Records for this task:
══════════════════════════════
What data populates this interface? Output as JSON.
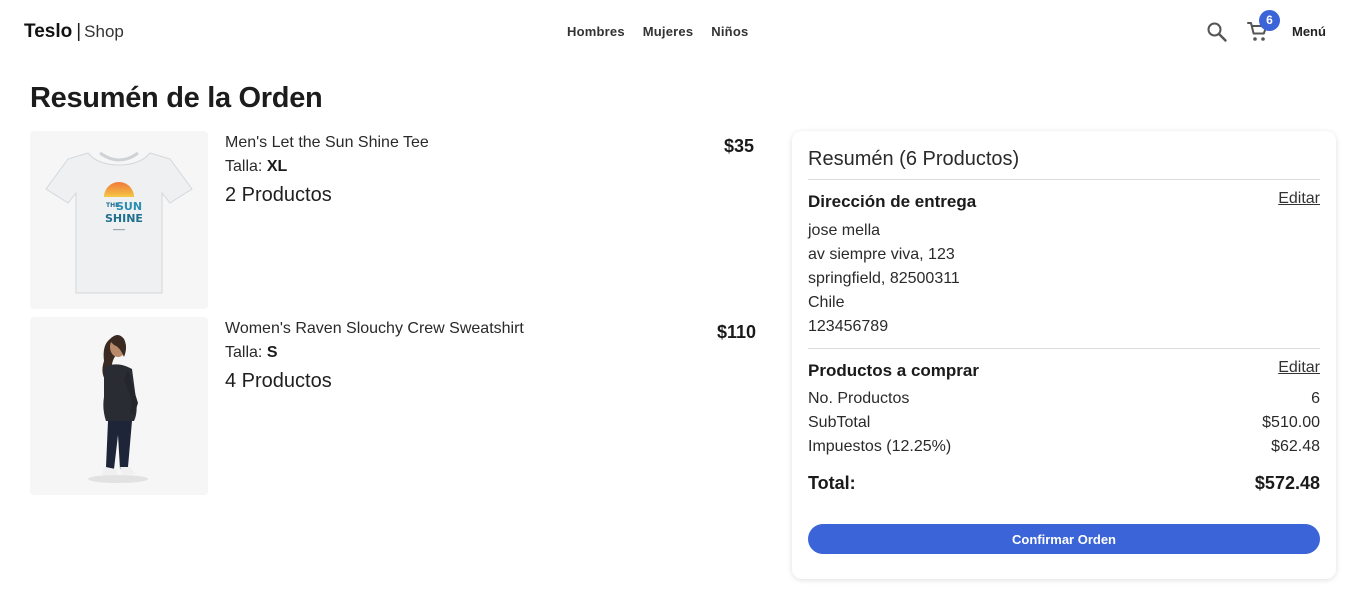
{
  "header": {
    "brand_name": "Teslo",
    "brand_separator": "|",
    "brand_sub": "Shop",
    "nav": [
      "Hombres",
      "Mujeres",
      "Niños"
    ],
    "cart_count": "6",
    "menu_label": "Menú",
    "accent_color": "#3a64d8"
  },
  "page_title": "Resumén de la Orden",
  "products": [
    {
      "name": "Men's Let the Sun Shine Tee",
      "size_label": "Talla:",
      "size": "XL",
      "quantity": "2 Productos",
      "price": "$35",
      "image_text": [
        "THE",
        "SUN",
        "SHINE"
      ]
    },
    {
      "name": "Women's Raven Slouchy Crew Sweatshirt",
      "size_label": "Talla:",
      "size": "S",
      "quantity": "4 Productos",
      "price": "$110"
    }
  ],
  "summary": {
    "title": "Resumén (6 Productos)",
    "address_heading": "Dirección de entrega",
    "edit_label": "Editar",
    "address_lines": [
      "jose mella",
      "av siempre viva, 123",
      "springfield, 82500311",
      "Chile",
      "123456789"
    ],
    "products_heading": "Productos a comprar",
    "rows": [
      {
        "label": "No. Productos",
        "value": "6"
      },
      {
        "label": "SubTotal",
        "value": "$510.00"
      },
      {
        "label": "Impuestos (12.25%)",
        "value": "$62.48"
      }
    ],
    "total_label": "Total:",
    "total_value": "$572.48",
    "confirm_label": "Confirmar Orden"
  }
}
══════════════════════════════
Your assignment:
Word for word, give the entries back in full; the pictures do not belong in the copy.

Exercise response:
What data populates this interface? Output as JSON.
{
  "header": {
    "brand_name": "Teslo",
    "brand_separator": "|",
    "brand_sub": "Shop",
    "nav": [
      "Hombres",
      "Mujeres",
      "Niños"
    ],
    "cart_count": "6",
    "menu_label": "Menú",
    "accent_color": "#3a64d8"
  },
  "page_title": "Resumén de la Orden",
  "products": [
    {
      "name": "Men's Let the Sun Shine Tee",
      "size_label": "Talla:",
      "size": "XL",
      "quantity": "2 Productos",
      "price": "$35",
      "image_text": [
        "THE",
        "SUN",
        "SHINE"
      ]
    },
    {
      "name": "Women's Raven Slouchy Crew Sweatshirt",
      "size_label": "Talla:",
      "size": "S",
      "quantity": "4 Productos",
      "price": "$110"
    }
  ],
  "summary": {
    "title": "Resumén (6 Productos)",
    "address_heading": "Dirección de entrega",
    "edit_label": "Editar",
    "address_lines": [
      "jose mella",
      "av siempre viva, 123",
      "springfield, 82500311",
      "Chile",
      "123456789"
    ],
    "products_heading": "Productos a comprar",
    "rows": [
      {
        "label": "No. Productos",
        "value": "6"
      },
      {
        "label": "SubTotal",
        "value": "$510.00"
      },
      {
        "label": "Impuestos (12.25%)",
        "value": "$62.48"
      }
    ],
    "total_label": "Total:",
    "total_value": "$572.48",
    "confirm_label": "Confirmar Orden"
  }
}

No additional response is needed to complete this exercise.